I would be really curious why he says it does not stay in suspension. It may explain something else that I am working on that is not working the way I anticipated.Two analogies I am thinking of are a snow globe. You shake it and the little bits float around a long time then sink. Lava lamp where heat raises the bloob in the oil . I guess you would need to know if the sludge expands more than the oil, yup pretty sure I don't know that.ouich
Some sludge could possibly be attached to parts of the motor or trapped in smaller passages and a good flushing of the engine with ATF or other engine flushing agents can get them loose. Either methods mentioned here can't really do anything about that. I used to flush my other car regularly before an oil change. Does anyone do that in their S62? I'm worried about seals getting damaged.
 

·
Premium Member
Joined
·
13,589 Posts
Some sludge could possibly be attached to parts of the motor or trapped in smaller passages and a good flushing of the engine with ATF or other engine flushing agents can get them loose. Either methods mentioned here can't really do anything about that. I used to flush my other car regularly before an oil change. Does anyone do that in their S62? I'm worried about seals getting damaged.
I mentioned it a few posts up. I do it every 30k miles. Pour in 1qt 200mi or so before an oil change and use an extractor to change the oil when it's hot.

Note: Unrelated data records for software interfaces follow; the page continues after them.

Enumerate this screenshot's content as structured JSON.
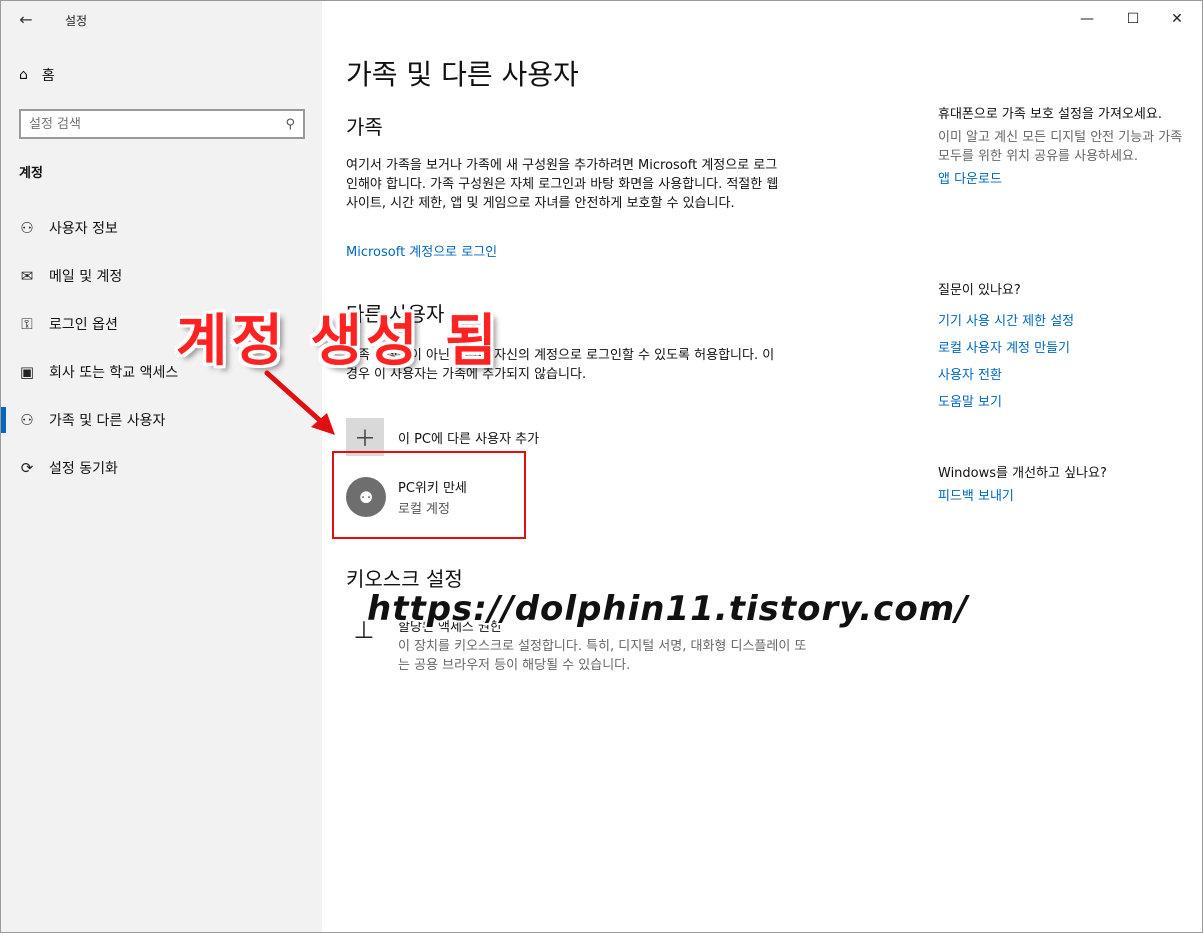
{
  "window": {
    "app_title": "설정",
    "back_icon": "←",
    "controls": {
      "minimize": "—",
      "maximize": "☐",
      "close": "✕"
    }
  },
  "sidebar": {
    "home_label": "홈",
    "search_placeholder": "설정 검색",
    "section_label": "계정",
    "items": [
      {
        "label": "사용자 정보",
        "icon": "user-info-icon",
        "glyph": "⚇"
      },
      {
        "label": "메일 및 계정",
        "icon": "mail-icon",
        "glyph": "✉"
      },
      {
        "label": "로그인 옵션",
        "icon": "key-icon",
        "glyph": "⚿"
      },
      {
        "label": "회사 또는 학교 액세스",
        "icon": "briefcase-icon",
        "glyph": "▣"
      },
      {
        "label": "가족 및 다른 사용자",
        "icon": "family-icon",
        "glyph": "⚇"
      },
      {
        "label": "설정 동기화",
        "icon": "sync-icon",
        "glyph": "⟳"
      }
    ]
  },
  "main": {
    "page_title": "가족 및 다른 사용자",
    "family": {
      "heading": "가족",
      "description": "여기서 가족을 보거나 가족에 새 구성원을 추가하려면 Microsoft 계정으로 로그인해야 합니다. 가족 구성원은 자체 로그인과 바탕 화면을 사용합니다. 적절한 웹 사이트, 시간 제한, 앱 및 게임으로 자녀를 안전하게 보호할 수 있습니다.",
      "signin_link": "Microsoft 계정으로 로그인"
    },
    "other_users": {
      "heading": "다른 사용자",
      "description": "가족 구성원이 아닌 사람이 자신의 계정으로 로그인할 수 있도록 허용합니다. 이 경우 이 사용자는 가족에 추가되지 않습니다.",
      "add_label": "이 PC에 다른 사용자 추가",
      "user": {
        "name": "PC위키 만세",
        "type": "로컬 계정"
      }
    },
    "kiosk": {
      "heading": "키오스크 설정",
      "title": "할당된 액세스 권한",
      "description": "이 장치를 키오스크로 설정합니다. 특히, 디지털 서명, 대화형 디스플레이 또는 공용 브라우저 등이 해당될 수 있습니다."
    }
  },
  "right": {
    "phone_heading": "휴대폰으로 가족 보호 설정을 가져오세요.",
    "phone_text": "이미 알고 계신 모든 디지털 안전 기능과 가족 모두를 위한 위치 공유를 사용하세요.",
    "app_download": "앱 다운로드",
    "question_heading": "질문이 있나요?",
    "links": [
      "기기 사용 시간 제한 설정",
      "로컬 사용자 계정 만들기",
      "사용자 전환",
      "도움말 보기"
    ],
    "improve_heading": "Windows를 개선하고 싶나요?",
    "feedback_link": "피드백 보내기"
  },
  "overlay": {
    "caption": "계정 생성 됨",
    "url": "https://dolphin11.tistory.com/",
    "highlight_color": "#e01010"
  }
}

I use this one: Jabsco Flat Tank Oil Changer System, Model# 17860-1012 | Oil Extractors | Northern Tool + Equipment
 

·
Registered
Joined
·
10,355 Posts
I do it every 30k miles. Pour in 1qt 200mi
ATF or a cleaner ? If cleaner which one? I have way to much colour shortly after an oil change. I was going to use ATF but am a bit concerned that it is about a 10 weight oil maybe even less. It flows up here in the cold when no other will, maybe that is a good thing don't know.
 

·
Premium Member
Joined
·
13,589 Posts
ATF or a cleaner ? If cleaner which one? I have way to much colour shortly after an oil change. I was going to use ATF but am a bit concerned that it is about a 10 weight oil maybe even less. It flows up here in the cold when no other will, maybe that is a good thing don't know.

ATF. I use the Castrol Dextron/MerconIII blend.
 
1 - 20 of 39 Posts
Top